There are no hollows any more
Between the mountains; the prairie floor
Is like a curtain with the drape
Of the winds’ invisible shape;
And nowhere seen and nowhere heard
The sea’s quiet as a sleeping bird.
Now we’re traveling, what holds back
Arrival, in the very track
Where the urge put forth; so we stay
And move a thousand miles a day
Time’s a Fancy ringing bells
Whose meaning, charlatan history, tells!

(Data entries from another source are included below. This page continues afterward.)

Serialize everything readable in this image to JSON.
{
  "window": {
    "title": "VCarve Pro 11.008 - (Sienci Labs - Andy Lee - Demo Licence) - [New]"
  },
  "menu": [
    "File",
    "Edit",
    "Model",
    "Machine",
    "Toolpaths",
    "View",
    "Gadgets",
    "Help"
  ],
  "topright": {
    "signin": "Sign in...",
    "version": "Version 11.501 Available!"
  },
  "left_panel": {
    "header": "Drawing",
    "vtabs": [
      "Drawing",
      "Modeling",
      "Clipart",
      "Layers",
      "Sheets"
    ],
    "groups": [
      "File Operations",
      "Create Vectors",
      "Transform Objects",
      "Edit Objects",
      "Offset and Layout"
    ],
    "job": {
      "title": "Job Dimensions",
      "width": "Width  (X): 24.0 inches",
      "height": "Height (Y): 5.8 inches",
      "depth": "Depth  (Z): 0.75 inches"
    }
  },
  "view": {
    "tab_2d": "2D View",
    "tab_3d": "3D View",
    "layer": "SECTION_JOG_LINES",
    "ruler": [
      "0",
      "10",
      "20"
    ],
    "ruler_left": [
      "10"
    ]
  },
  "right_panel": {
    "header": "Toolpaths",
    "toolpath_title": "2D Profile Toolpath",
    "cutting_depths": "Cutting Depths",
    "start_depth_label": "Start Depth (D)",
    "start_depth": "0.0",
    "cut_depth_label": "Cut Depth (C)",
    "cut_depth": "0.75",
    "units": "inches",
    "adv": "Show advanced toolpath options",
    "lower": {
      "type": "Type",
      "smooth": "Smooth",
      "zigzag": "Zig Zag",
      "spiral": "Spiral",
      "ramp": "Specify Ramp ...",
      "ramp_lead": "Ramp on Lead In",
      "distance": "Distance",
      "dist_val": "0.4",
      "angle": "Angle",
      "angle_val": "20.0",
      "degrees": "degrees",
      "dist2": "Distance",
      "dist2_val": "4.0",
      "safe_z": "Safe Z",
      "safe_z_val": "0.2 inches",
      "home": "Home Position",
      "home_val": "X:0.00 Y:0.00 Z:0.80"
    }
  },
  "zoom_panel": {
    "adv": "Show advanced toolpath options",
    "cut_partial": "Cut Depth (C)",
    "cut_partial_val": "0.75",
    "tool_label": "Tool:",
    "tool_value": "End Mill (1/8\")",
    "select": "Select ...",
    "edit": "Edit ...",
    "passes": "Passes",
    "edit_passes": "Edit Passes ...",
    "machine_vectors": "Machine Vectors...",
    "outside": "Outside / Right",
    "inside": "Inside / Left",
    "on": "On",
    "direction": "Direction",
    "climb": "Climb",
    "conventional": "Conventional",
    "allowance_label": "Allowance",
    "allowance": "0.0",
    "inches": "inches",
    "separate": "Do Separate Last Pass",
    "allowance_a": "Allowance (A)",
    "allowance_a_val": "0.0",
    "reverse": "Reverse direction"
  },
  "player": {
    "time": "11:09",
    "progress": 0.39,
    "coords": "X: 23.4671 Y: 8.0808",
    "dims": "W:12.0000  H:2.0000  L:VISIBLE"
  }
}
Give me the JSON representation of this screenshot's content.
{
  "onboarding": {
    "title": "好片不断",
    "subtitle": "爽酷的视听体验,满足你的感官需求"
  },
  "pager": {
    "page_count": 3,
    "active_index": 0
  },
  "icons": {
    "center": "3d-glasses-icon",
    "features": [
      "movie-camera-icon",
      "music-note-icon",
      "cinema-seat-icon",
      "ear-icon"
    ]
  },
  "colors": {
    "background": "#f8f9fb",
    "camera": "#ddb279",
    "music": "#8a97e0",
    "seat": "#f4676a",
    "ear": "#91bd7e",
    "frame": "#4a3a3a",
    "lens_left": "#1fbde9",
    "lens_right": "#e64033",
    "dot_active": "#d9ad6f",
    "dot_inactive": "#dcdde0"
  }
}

From The Book of American Negro Poetry (Harcourt, Brace and Company, 1922) edited by James Weldon Johnson. This poem is in the public domain.